GIVEN DATA.

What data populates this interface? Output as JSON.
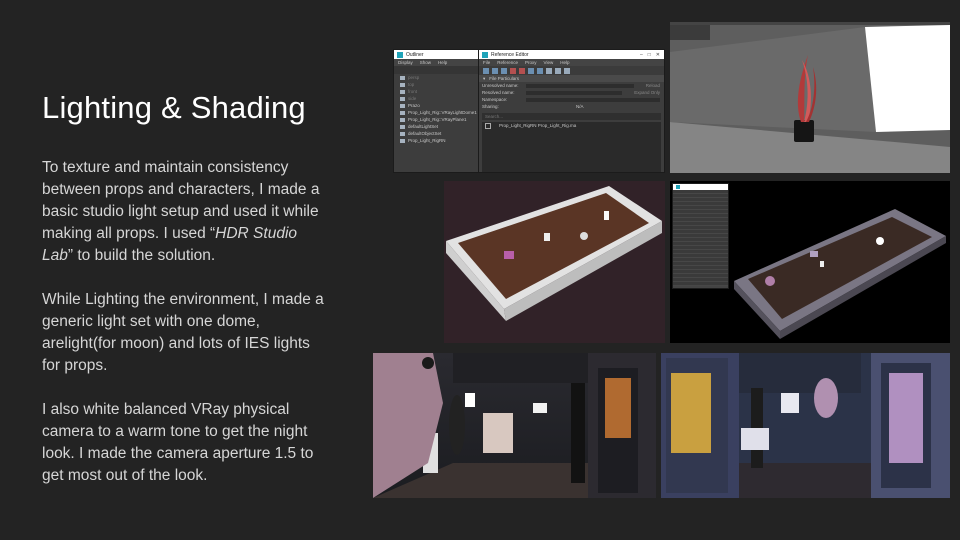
{
  "slide": {
    "title": "Lighting & Shading",
    "paragraph1": {
      "pre": "To texture and maintain consistency between props and characters, I made a basic studio light setup and used it while making all props. I used “",
      "emphasis": "HDR Studio Lab",
      "post": "” to build the solution."
    },
    "paragraph2": "While Lighting the environment,  I made a generic light set with one dome, arelight(for moon) and lots of IES lights for props.",
    "paragraph3": "I also white balanced VRay physical camera to a warm tone to get the night look. I made the camera aperture 1.5 to get most out of  the look."
  },
  "outliner": {
    "title": "Outliner",
    "menu": [
      "Display",
      "Show",
      "Help"
    ],
    "items": [
      "persp",
      "top",
      "front",
      "side",
      "Prazo",
      "Prop_Light_Rig::VRayLightDome1",
      "Prop_Light_Rig::VRayPlane1",
      "defaultLightSet",
      "defaultObjectSet",
      "Prop_Light_RigRN"
    ]
  },
  "reference_editor": {
    "title": "Reference Editor",
    "menu": [
      "File",
      "Reference",
      "Proxy",
      "View",
      "Help"
    ],
    "section": "File Particulars",
    "fields": [
      "Unresolved name:",
      "Resolved name:",
      "Namespace:",
      "Sharing:"
    ],
    "reload_label": "Reload",
    "expand_label": "Expand Only",
    "na_label": "N/A",
    "search_placeholder": "Search...",
    "reference_row": "Prop_Light_RigRN  Prop_Light_Rig.ma"
  },
  "colors": {
    "background": "#232323",
    "title": "#ffffff",
    "body": "#d6d6d6",
    "maya_accent": "#1fa3b8"
  }
}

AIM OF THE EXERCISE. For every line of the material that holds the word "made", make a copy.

TASK RESPONSE.
      "pre": "To texture and maintain consistency between props and characters, I made a basic studio light setup and used it while making all props. I used “",
    "paragraph2": "While Lighting the environment,  I made a generic light set with one dome, arelight(for moon) and lots of IES lights for props.",
    "paragraph3": "I also white balanced VRay physical camera to a warm tone to get the night look. I made the camera aperture 1.5 to get most out of  the look."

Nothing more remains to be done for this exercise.